*The problem*: Spot each line in the records below where the word "startTransaction" occurs, then copy it.

────────────────

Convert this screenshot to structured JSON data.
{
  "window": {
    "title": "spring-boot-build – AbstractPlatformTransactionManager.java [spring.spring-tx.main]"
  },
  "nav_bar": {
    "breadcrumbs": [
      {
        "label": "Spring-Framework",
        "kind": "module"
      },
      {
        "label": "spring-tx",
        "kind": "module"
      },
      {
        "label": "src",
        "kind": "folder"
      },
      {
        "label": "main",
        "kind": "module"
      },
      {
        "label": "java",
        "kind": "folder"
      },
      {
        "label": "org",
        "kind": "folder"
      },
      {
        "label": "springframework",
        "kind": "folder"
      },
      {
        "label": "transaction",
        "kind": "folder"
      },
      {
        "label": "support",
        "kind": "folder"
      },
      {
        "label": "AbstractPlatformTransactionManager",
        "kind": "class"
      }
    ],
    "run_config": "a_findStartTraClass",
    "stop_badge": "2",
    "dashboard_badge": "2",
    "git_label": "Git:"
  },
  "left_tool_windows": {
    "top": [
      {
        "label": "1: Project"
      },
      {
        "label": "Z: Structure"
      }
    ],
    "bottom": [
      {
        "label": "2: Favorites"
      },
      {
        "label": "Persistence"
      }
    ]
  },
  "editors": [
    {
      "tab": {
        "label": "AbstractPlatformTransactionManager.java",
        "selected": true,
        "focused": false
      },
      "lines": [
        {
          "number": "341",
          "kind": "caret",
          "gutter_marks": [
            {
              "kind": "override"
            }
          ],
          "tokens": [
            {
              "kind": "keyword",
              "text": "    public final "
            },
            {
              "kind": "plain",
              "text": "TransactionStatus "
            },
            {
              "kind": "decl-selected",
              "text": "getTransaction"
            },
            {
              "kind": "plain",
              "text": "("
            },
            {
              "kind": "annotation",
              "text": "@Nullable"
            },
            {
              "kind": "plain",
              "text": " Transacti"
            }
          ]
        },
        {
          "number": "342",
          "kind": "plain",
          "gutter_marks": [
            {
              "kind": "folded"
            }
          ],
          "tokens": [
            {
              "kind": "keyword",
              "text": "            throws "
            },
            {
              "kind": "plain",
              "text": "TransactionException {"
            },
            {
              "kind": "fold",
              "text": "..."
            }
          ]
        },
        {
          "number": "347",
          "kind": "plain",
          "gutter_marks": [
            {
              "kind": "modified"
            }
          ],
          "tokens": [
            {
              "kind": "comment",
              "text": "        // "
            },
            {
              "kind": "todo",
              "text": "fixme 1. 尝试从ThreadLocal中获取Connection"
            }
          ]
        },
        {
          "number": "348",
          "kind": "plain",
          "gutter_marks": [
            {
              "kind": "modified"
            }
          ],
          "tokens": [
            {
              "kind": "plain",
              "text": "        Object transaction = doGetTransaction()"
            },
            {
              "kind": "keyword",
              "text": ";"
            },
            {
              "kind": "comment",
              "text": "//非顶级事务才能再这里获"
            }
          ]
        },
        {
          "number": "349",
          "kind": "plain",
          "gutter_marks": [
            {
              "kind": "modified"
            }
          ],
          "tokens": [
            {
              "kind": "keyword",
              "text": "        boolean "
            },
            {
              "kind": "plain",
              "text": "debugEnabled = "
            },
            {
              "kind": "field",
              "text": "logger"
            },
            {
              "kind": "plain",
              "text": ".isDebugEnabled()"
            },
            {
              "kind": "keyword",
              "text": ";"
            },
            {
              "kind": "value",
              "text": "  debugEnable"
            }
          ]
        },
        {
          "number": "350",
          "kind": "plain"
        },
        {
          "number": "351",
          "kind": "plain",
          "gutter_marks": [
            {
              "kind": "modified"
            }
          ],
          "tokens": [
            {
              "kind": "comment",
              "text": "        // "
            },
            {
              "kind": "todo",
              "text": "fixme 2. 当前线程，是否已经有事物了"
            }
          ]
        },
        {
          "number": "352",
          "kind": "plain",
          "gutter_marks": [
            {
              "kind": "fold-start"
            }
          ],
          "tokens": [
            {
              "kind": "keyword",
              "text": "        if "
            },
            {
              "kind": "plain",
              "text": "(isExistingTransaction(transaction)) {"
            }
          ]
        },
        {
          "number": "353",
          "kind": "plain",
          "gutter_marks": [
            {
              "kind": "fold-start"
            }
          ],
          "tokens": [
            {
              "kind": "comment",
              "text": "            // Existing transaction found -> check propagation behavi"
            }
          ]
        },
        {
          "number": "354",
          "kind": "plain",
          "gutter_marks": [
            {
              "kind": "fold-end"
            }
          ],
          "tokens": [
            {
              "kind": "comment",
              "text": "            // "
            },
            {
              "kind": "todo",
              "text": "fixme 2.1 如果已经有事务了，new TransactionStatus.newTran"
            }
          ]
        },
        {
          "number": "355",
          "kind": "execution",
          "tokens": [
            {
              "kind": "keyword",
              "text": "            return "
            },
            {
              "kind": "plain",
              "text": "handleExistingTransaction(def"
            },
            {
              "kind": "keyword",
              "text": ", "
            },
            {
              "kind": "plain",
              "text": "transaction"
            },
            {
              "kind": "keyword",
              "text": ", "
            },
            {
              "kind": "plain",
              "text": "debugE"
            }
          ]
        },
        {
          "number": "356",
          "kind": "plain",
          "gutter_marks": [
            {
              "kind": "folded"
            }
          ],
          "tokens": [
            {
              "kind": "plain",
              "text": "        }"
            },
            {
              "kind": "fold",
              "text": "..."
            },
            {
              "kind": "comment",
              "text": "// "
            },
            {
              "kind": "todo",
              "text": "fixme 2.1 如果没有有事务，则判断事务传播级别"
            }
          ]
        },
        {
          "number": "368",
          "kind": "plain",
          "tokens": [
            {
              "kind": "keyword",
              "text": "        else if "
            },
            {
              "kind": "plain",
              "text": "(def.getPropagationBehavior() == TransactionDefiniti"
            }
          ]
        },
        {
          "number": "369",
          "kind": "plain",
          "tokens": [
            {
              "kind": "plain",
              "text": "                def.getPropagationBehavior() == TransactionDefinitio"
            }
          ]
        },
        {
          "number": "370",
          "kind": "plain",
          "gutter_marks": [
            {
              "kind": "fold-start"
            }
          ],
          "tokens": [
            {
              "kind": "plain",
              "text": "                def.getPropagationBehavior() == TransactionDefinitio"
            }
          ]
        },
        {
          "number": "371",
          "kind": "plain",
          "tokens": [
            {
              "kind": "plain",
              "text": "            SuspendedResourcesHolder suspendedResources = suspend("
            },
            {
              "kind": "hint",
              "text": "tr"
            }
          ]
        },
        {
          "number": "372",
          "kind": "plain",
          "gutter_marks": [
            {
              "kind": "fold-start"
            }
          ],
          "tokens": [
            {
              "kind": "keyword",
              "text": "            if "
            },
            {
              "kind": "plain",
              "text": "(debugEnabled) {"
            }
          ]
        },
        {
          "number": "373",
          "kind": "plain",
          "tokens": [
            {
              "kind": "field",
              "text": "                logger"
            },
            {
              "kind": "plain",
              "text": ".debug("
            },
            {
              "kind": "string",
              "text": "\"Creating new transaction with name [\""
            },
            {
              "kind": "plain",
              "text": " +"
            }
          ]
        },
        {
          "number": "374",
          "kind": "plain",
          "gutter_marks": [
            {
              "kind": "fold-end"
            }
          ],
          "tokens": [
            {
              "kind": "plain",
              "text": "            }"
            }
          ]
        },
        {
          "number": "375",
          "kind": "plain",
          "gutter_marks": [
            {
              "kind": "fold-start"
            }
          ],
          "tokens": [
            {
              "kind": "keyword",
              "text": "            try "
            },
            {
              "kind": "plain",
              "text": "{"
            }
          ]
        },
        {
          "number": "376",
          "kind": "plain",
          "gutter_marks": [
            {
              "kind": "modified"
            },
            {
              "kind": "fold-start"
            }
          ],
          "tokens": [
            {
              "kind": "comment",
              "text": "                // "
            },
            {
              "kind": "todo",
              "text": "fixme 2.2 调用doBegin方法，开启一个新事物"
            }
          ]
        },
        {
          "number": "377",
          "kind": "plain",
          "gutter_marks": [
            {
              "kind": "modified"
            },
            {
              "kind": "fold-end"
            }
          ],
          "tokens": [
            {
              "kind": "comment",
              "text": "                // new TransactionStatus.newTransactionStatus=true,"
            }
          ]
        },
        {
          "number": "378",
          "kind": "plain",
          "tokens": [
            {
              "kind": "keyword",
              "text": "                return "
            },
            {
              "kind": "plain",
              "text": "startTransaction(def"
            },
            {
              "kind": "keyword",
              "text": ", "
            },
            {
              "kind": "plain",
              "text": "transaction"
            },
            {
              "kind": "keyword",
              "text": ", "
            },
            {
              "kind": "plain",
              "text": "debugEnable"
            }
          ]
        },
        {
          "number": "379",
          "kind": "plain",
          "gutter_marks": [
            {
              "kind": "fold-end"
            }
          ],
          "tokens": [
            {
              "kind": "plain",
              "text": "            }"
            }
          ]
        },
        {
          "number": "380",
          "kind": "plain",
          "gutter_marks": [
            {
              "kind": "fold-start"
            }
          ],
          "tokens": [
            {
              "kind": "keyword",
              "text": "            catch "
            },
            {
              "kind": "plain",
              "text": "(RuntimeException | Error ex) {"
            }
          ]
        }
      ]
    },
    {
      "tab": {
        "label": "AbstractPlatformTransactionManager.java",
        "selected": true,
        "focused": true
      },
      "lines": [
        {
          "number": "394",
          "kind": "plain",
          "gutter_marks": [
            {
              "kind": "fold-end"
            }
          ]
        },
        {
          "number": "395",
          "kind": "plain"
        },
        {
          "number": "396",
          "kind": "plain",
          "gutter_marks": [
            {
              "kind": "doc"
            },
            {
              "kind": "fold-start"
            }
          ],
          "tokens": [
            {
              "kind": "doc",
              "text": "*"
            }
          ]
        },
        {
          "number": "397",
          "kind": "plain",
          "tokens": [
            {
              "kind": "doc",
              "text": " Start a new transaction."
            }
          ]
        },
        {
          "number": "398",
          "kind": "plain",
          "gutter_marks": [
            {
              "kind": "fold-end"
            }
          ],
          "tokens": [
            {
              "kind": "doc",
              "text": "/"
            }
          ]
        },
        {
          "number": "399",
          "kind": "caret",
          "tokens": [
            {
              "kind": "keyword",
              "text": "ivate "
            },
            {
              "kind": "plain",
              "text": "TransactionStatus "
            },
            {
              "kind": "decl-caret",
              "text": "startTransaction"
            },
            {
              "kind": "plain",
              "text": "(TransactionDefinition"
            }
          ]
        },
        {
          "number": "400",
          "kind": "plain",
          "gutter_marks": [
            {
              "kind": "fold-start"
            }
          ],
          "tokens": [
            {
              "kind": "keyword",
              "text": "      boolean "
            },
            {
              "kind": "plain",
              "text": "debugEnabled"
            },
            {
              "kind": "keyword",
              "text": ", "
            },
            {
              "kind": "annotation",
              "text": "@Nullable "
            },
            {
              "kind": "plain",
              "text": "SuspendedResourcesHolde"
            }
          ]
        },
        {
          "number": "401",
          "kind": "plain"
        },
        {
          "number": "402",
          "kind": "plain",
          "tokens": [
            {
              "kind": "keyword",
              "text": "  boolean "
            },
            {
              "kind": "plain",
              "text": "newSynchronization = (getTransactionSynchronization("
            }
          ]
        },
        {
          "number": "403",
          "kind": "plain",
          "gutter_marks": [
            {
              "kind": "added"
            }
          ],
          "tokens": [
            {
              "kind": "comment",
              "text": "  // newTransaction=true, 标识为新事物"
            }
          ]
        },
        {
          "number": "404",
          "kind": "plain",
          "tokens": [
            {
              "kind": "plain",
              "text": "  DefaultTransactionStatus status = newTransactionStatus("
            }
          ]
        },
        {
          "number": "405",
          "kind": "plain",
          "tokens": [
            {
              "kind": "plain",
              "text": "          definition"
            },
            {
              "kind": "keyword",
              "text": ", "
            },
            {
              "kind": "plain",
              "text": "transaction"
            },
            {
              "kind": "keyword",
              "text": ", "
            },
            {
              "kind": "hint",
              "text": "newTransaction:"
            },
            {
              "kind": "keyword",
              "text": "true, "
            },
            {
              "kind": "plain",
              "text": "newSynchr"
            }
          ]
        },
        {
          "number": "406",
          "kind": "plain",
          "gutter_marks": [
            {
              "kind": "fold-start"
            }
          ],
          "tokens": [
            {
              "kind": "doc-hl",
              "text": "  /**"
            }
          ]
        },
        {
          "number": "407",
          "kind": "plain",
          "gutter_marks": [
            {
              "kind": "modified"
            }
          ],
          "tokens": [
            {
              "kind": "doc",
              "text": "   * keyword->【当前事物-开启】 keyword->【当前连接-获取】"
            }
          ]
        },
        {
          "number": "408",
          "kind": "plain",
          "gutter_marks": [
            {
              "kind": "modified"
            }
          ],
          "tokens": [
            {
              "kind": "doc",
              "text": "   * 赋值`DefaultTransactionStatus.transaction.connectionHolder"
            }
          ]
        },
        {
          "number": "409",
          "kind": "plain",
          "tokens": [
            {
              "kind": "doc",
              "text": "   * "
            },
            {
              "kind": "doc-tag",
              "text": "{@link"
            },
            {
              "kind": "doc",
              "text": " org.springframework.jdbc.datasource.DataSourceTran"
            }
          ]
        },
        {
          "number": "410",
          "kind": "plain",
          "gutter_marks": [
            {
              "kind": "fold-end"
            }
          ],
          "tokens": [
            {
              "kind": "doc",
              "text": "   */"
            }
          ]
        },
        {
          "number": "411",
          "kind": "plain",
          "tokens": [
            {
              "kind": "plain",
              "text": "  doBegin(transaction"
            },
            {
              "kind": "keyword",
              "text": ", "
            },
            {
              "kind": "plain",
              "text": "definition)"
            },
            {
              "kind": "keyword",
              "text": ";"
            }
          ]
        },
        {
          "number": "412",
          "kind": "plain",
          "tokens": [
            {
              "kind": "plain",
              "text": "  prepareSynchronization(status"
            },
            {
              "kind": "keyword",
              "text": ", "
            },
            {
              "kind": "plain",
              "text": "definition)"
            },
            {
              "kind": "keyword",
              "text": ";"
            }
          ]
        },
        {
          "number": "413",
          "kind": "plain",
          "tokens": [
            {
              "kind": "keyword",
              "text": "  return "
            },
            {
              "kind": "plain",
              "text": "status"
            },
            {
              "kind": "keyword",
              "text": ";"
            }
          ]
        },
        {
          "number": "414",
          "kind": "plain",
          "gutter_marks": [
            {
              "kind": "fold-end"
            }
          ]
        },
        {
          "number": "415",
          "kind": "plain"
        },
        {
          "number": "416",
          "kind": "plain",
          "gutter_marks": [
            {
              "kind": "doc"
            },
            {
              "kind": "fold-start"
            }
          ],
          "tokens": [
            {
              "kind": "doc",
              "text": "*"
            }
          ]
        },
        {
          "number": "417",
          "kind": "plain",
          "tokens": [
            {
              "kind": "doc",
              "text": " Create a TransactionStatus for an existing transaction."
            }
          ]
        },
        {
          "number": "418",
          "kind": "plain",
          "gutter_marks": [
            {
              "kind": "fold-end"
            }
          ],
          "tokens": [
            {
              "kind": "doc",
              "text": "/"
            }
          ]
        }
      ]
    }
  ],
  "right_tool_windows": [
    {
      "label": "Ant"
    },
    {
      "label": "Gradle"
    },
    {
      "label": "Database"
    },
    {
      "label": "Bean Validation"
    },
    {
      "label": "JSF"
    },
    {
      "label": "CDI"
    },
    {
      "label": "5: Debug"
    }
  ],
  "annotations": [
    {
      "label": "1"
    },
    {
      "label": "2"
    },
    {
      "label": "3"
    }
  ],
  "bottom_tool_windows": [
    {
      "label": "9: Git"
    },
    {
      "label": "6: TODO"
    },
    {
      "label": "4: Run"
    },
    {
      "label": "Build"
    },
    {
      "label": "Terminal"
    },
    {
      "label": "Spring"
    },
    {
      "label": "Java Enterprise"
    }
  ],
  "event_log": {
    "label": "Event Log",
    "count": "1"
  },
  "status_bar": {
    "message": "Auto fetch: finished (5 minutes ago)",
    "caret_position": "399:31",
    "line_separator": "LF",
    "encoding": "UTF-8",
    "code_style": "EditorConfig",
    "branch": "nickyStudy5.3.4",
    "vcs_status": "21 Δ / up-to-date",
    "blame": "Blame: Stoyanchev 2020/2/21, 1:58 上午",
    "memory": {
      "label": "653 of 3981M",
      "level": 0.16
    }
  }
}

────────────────

*Result of this task*:
              "text": "startTransaction(def"
              "text": "startTransaction"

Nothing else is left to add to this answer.